April 02, 2020 | by
By JB Brayfindley
Asking members to touch a coffee table in their home to recall Jesus knocking over tables in the Temple or asking families to unlock a door in their home to reflect on how the Resurrection story ‘unlocks’ hope, are both examples of interacting with congregations in a way that Jason Moore calls ‘mustard seed’ moments. It is engaging people in their space by using images from their home--something uniquely adapted to online communication.
Moore was the speaker during a two-hour long webinar, “Telling the Old Story in a New Time,” on Wednesday, April 1, 2020. Rev. Craig Brown, executive director of Congregational Development, and Selby Ewing, Director of Communications, introduced the first of a new free series held on Wednesdays from 4:00 – 5:30 p.m. designed for lay and clergy throughout the California-Nevada Annual conference.
170 people signed up the for the ‘webinar,’ a Zoom conferencing event in which only the speaker can see the attendees. Moore, an author, creative worship and guest readiness coach, presented 9 principals in facing the unique challenges of church worship and activities in light of the current restrictions due to COVID-19.
“Take advantage of the limits you have,” said Moore. “These are brand new opportunities!”
He explained that the typical roadblock of having “never done it this way before” is actually the reason for trying new things and making a few mistakes because we are all living through an unprecedented time.
According to Moore, adding an online component to worship doesn’t mean trying to duplicate the typical Sunday morning ‘in-the-pew’ experience. Instead, it means consolidating and broadening information for a wider audience who might be distracted. It also means adapting to a new mindset, moving away from a monologue style to a dialog format with ‘chats.’
“Don’t just do the same stuff,” explained Moore about going online, “change it up!” He referred to the Ted Talk model of bite size messages that people can, in turn, share with friends on social media—growing the impact of the message and the reaching more people.
“Slick is not as important as authenticity,” said Moore pointing out that it is important for speakers to look directly into the camera and forego perfect wording in order to convey meaning. “Not precise words but the essence of words.”
Although sound, he said, is more important than the quality of the picture in video presentations, Moore invited churches to capitalize on the fact that using a camera gives the opportunity for viewers to get closer to a speaker. “Get closer!” he said. “Think of how to create a sense of intimacy.”

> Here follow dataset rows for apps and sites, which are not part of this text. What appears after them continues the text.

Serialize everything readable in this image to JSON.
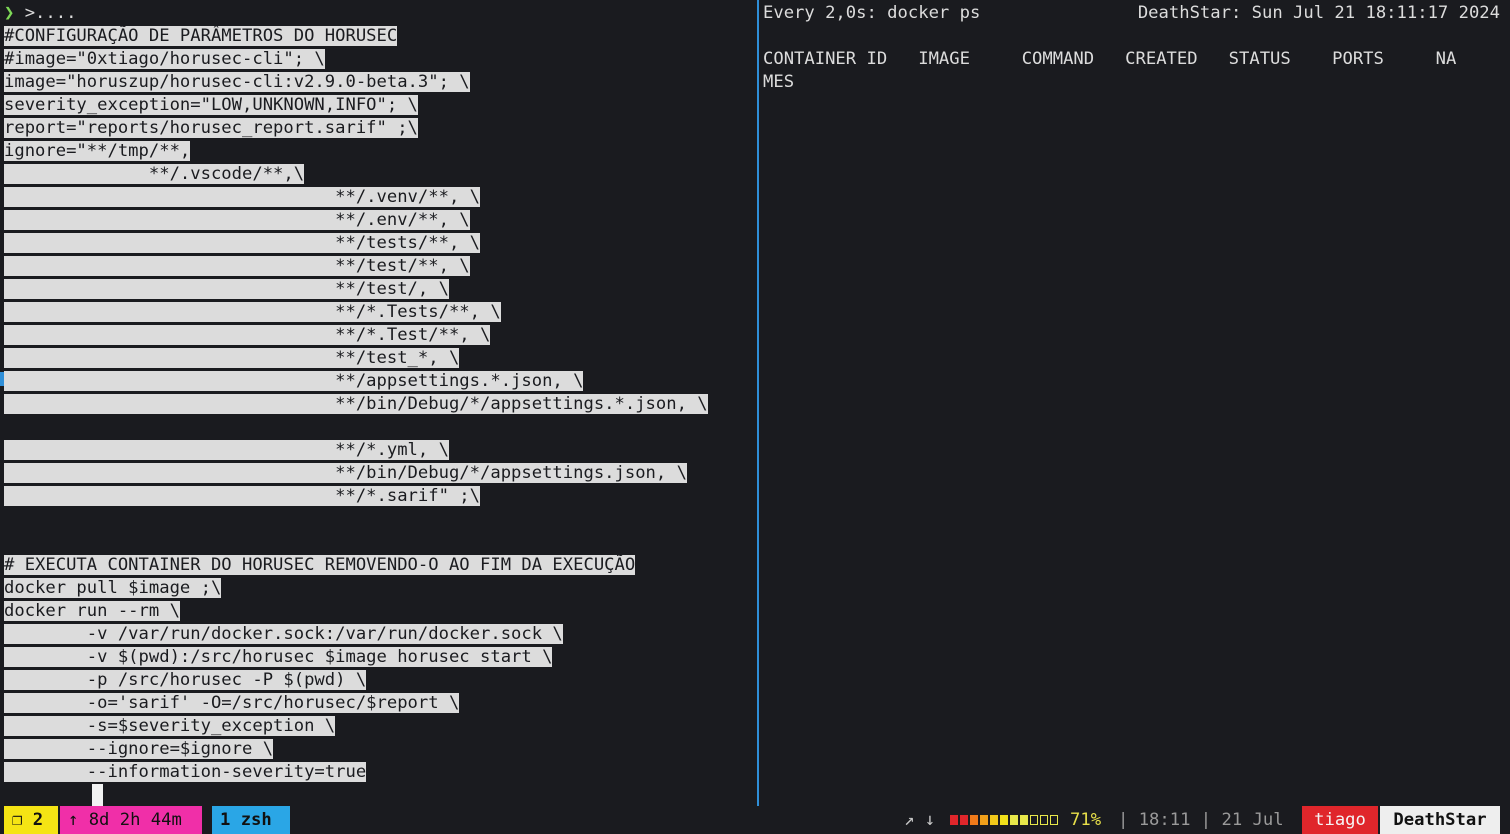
{
  "left_pane": {
    "prompt_arrow": "❯",
    "prompt_text": " >....",
    "lines": [
      {
        "text": "#CONFIGURAÇÃO DE PARÂMETROS DO HORUSEC",
        "indent": 0
      },
      {
        "text": "#image=\"0xtiago/horusec-cli\"; \\",
        "indent": 0
      },
      {
        "text": "image=\"horuszup/horusec-cli:v2.9.0-beta.3\"; \\",
        "indent": 0
      },
      {
        "text": "severity_exception=\"LOW,UNKNOWN,INFO\"; \\",
        "indent": 0
      },
      {
        "text": "report=\"reports/horusec_report.sarif\" ;\\",
        "indent": 0
      },
      {
        "text": "ignore=\"**/tmp/**,",
        "indent": 0
      },
      {
        "text": "**/.vscode/**,\\",
        "indent": 14
      },
      {
        "text": "**/.venv/**, \\",
        "indent": 32
      },
      {
        "text": "**/.env/**, \\",
        "indent": 32
      },
      {
        "text": "**/tests/**, \\",
        "indent": 32
      },
      {
        "text": "**/test/**, \\",
        "indent": 32
      },
      {
        "text": "**/test/, \\",
        "indent": 32
      },
      {
        "text": "**/*.Tests/**, \\",
        "indent": 32
      },
      {
        "text": "**/*.Test/**, \\",
        "indent": 32
      },
      {
        "text": "**/test_*, \\",
        "indent": 32
      },
      {
        "text": "**/appsettings.*.json, \\",
        "indent": 32
      },
      {
        "text": "**/bin/Debug/*/appsettings.*.json, \\",
        "indent": 32
      },
      {
        "text": "",
        "indent": 0
      },
      {
        "text": "**/*.yml, \\",
        "indent": 32
      },
      {
        "text": "**/bin/Debug/*/appsettings.json, \\",
        "indent": 32
      },
      {
        "text": "**/*.sarif\" ;\\",
        "indent": 32
      },
      {
        "text": "",
        "indent": 0
      },
      {
        "text": "",
        "indent": 0
      },
      {
        "text": "# EXECUTA CONTAINER DO HORUSEC REMOVENDO-O AO FIM DA EXECUÇÃO",
        "indent": 0
      },
      {
        "text": "docker pull $image ;\\",
        "indent": 0
      },
      {
        "text": "docker run --rm \\",
        "indent": 0
      },
      {
        "text": "-v /var/run/docker.sock:/var/run/docker.sock \\",
        "indent": 8
      },
      {
        "text": "-v $(pwd):/src/horusec $image horusec start \\",
        "indent": 8
      },
      {
        "text": "-p /src/horusec -P $(pwd) \\",
        "indent": 8
      },
      {
        "text": "-o='sarif' -O=/src/horusec/$report \\",
        "indent": 8
      },
      {
        "text": "-s=$severity_exception \\",
        "indent": 8
      },
      {
        "text": "--ignore=$ignore \\",
        "indent": 8
      },
      {
        "text": "--information-severity=true",
        "indent": 8
      }
    ]
  },
  "right_pane": {
    "watch_command": "Every 2,0s: docker ps",
    "watch_host_time": "DeathStar: Sun Jul 21 18:11:17 2024",
    "header_line": "CONTAINER ID   IMAGE     COMMAND   CREATED   STATUS    PORTS     NA",
    "header_wrap": "MES"
  },
  "status_bar": {
    "window_index": "❐ 2",
    "uptime": "↑ 8d 2h 44m",
    "shell_tab": "1 zsh",
    "arrows": "↗ ↓",
    "battery_percent": "71%",
    "battery_level": 0.71,
    "battery_cells": [
      "#e0262b",
      "#e0262b",
      "#f07a1a",
      "#f0a01a",
      "#f0c81a",
      "#f0e01a",
      "#e8e84a",
      "#e8e84a",
      "empty",
      "empty",
      "empty"
    ],
    "time": "| 18:11 | 21 Jul",
    "user": "tiago",
    "host": "DeathStar"
  },
  "colors": {
    "background": "#1a1b1f",
    "selection": "#dcdcdc",
    "divider": "#2f8fd8"
  }
}
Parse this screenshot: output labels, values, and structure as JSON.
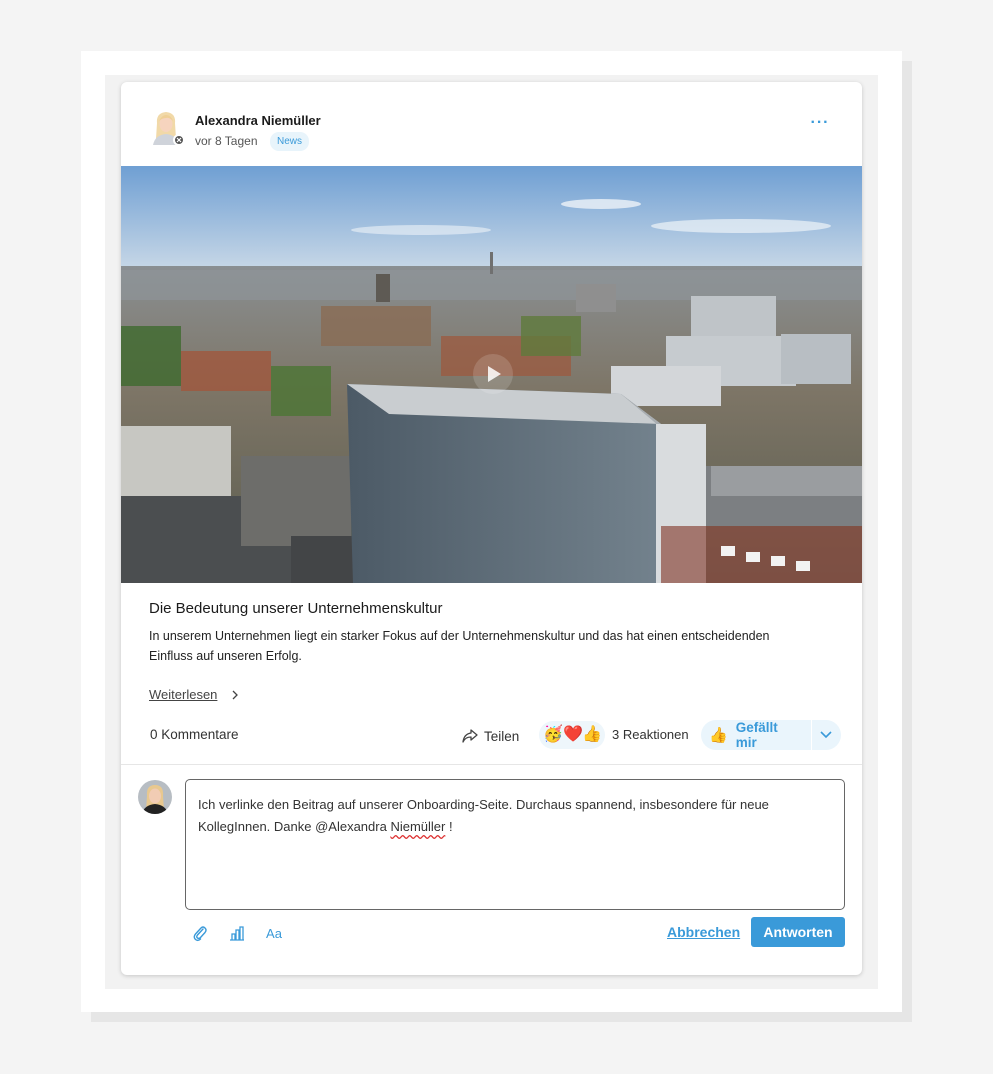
{
  "post": {
    "author": "Alexandra Niemüller",
    "time": "vor 8 Tagen",
    "badge": "News",
    "title": "Die Bedeutung unserer Unternehmenskultur",
    "body": "In unserem Unternehmen liegt ein starker Fokus auf der Unternehmenskultur und das hat einen entscheidenden Einfluss auf unseren Erfolg.",
    "read_more": "Weiterlesen",
    "more_menu": "···"
  },
  "footer": {
    "comments": "0 Kommentare",
    "share": "Teilen",
    "reaction_emojis": [
      "🥳",
      "❤️",
      "👍"
    ],
    "reactions": "3 Reaktionen",
    "like_emoji": "👍",
    "like": "Gefällt mir"
  },
  "reply": {
    "text_before": "Ich verlinke den Beitrag auf unserer Onboarding-Seite. Durchaus spannend, insbesondere für neue KollegInnen. Danke @Alexandra ",
    "mention_word": "Niemüller",
    "text_after": " !",
    "text_format_label": "Aa",
    "cancel": "Abbrechen",
    "submit": "Antworten"
  },
  "icons": {
    "attachment": "paperclip-icon",
    "poll": "bar-chart-icon",
    "text_format": "text-format-icon",
    "share": "share-arrow-icon",
    "play": "play-icon",
    "dropdown": "chevron-down-icon",
    "status": "close-icon"
  },
  "colors": {
    "accent": "#3a9ad9",
    "badge_bg": "#e8f4fb",
    "like_bg": "#eaf5fc"
  }
}
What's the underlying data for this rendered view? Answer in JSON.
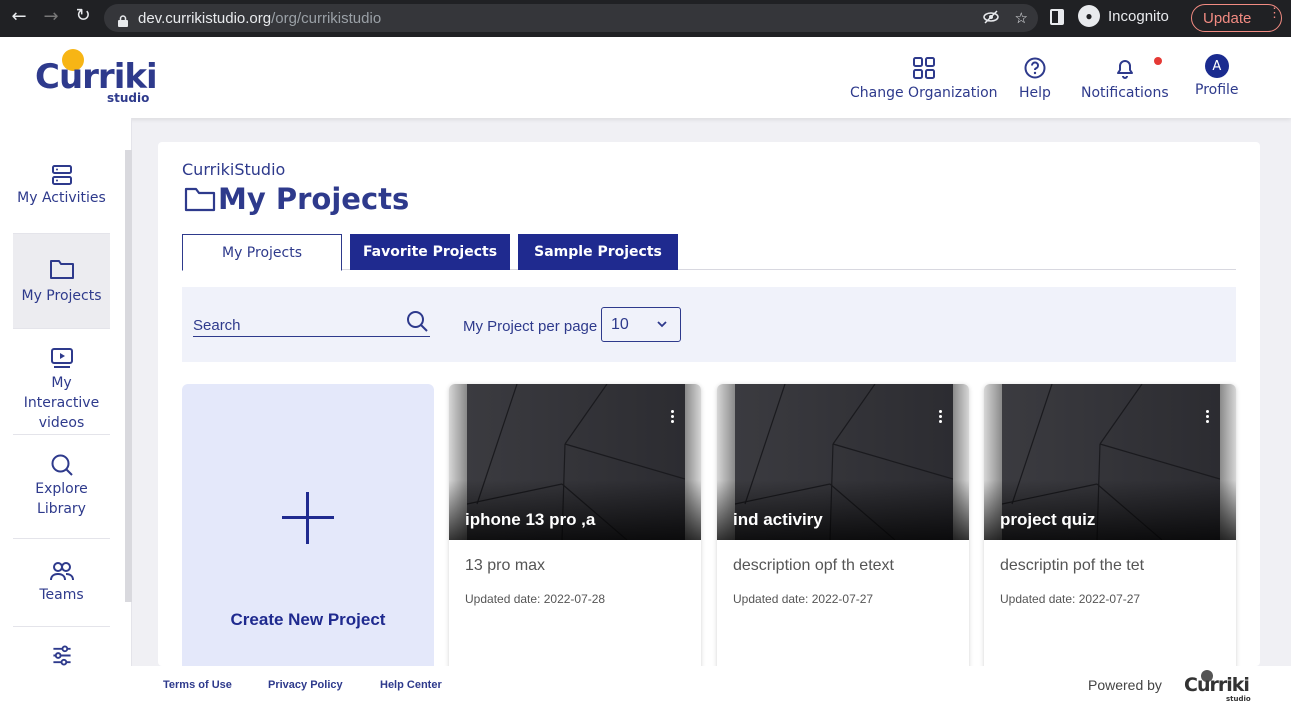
{
  "browser": {
    "url_host": "dev.currikistudio.org",
    "url_path": "/org/currikistudio",
    "profile_label": "Incognito",
    "update_label": "Update"
  },
  "header": {
    "logo_word": "Curriki",
    "logo_sub": "studio",
    "change_org": "Change Organization",
    "help": "Help",
    "notifications": "Notifications",
    "profile": "Profile",
    "profile_initial": "A",
    "colors": {
      "brand": "#2e3a8c",
      "accent": "#f7b515",
      "notif_dot": "#e53935"
    }
  },
  "sidebar": {
    "items": [
      {
        "label": "My Activities",
        "icon": "server-icon"
      },
      {
        "label": "My Projects",
        "icon": "folder-icon",
        "active": true
      },
      {
        "label": "My Interactive videos",
        "icon": "video-icon"
      },
      {
        "label": "Explore Library",
        "icon": "search-icon"
      },
      {
        "label": "Teams",
        "icon": "users-icon"
      },
      {
        "label": "",
        "icon": "sliders-icon"
      }
    ]
  },
  "main": {
    "org_name": "CurrikiStudio",
    "title": "My Projects",
    "tabs": [
      {
        "label": "My Projects",
        "active": true
      },
      {
        "label": "Favorite Projects"
      },
      {
        "label": "Sample Projects"
      }
    ],
    "search_placeholder": "Search",
    "per_page_label": "My Project per page",
    "per_page_value": "10",
    "create_label": "Create New Project",
    "projects": [
      {
        "title": "iphone 13 pro ,a",
        "description": "13 pro max",
        "updated": "Updated date: 2022-07-28"
      },
      {
        "title": "ind activiry",
        "description": "description opf th etext",
        "updated": "Updated date: 2022-07-27"
      },
      {
        "title": "project quiz",
        "description": "descriptin pof the tet",
        "updated": "Updated date: 2022-07-27"
      }
    ]
  },
  "footer": {
    "links": [
      "Terms of Use",
      "Privacy Policy",
      "Help Center"
    ],
    "powered_by": "Powered by",
    "logo_word": "Curriki",
    "logo_sub": "studio"
  }
}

He asked tech teams filming live or pre-recording to make sure to first talk through the service and then to walk it through making sure to include all transitions beforehand. “Then pray it through and do it,” he added.
“Church webpages are now not just the new ‘front door’ but are the ONLY door!” Moore said. “Information matters! Make information easy to find online and … it must have accurate information.”
Due to the increased use of online services, especially on Sunday, Moore cautioned churches not to broadcast live on Easter Sunday but to upload pre-recorded services ahead of time.
Moore challenges churches to think of new ways to build community among current members as well as those who are new looking for God. He asked that reaching out include a ‘telephonic worship’ aspect using phones, and ‘analog’ style access through CD and/or print distribution. He also listed other ways churches across the country are using this time to continue to expand their ministries.
For more details and information, this webinar is available for viewing over the next 30 days on the conference website. A presentation handout with resources, links and other related material is available to download.